▸ Task item:
Check each line of the data below for the string "What", then state how many have it and nothing else.

▸ Available records:
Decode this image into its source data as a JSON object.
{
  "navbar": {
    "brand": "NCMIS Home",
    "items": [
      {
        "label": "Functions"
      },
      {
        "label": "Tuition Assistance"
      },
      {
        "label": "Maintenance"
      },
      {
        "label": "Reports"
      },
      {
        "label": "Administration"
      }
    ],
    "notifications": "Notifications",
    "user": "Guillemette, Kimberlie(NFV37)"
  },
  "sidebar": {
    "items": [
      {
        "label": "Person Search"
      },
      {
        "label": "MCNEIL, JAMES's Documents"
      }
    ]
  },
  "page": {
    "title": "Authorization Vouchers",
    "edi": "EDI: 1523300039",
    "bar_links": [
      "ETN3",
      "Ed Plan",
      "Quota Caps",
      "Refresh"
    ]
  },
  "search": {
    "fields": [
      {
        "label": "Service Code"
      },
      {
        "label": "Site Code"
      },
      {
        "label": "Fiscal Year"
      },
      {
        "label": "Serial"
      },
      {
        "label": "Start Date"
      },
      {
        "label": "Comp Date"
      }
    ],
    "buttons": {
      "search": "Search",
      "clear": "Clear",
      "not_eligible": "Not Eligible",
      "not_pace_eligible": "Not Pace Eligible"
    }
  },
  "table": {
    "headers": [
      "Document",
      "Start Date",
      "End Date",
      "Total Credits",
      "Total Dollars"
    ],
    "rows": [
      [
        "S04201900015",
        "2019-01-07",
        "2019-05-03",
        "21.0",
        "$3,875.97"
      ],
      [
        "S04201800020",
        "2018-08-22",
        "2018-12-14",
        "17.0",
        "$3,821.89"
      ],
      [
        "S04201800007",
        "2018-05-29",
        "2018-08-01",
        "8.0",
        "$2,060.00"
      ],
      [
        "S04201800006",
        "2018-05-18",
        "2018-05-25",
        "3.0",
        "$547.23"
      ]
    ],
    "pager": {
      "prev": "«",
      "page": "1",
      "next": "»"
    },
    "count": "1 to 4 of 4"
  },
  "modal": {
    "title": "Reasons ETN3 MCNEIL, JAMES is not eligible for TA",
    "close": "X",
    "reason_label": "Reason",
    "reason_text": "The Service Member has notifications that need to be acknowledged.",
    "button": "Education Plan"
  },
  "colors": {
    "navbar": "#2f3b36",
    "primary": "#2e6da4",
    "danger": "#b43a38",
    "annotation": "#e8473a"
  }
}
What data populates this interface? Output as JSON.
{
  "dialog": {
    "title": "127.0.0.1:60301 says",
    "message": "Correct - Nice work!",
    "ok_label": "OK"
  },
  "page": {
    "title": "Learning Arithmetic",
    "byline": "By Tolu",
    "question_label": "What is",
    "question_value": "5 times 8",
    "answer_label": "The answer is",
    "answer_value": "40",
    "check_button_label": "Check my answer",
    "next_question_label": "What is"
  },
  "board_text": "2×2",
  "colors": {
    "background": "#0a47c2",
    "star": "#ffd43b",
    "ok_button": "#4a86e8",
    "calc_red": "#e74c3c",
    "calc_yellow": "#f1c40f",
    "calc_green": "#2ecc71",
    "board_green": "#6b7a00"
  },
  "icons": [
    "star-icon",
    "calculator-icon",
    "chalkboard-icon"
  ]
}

▸ Response:
3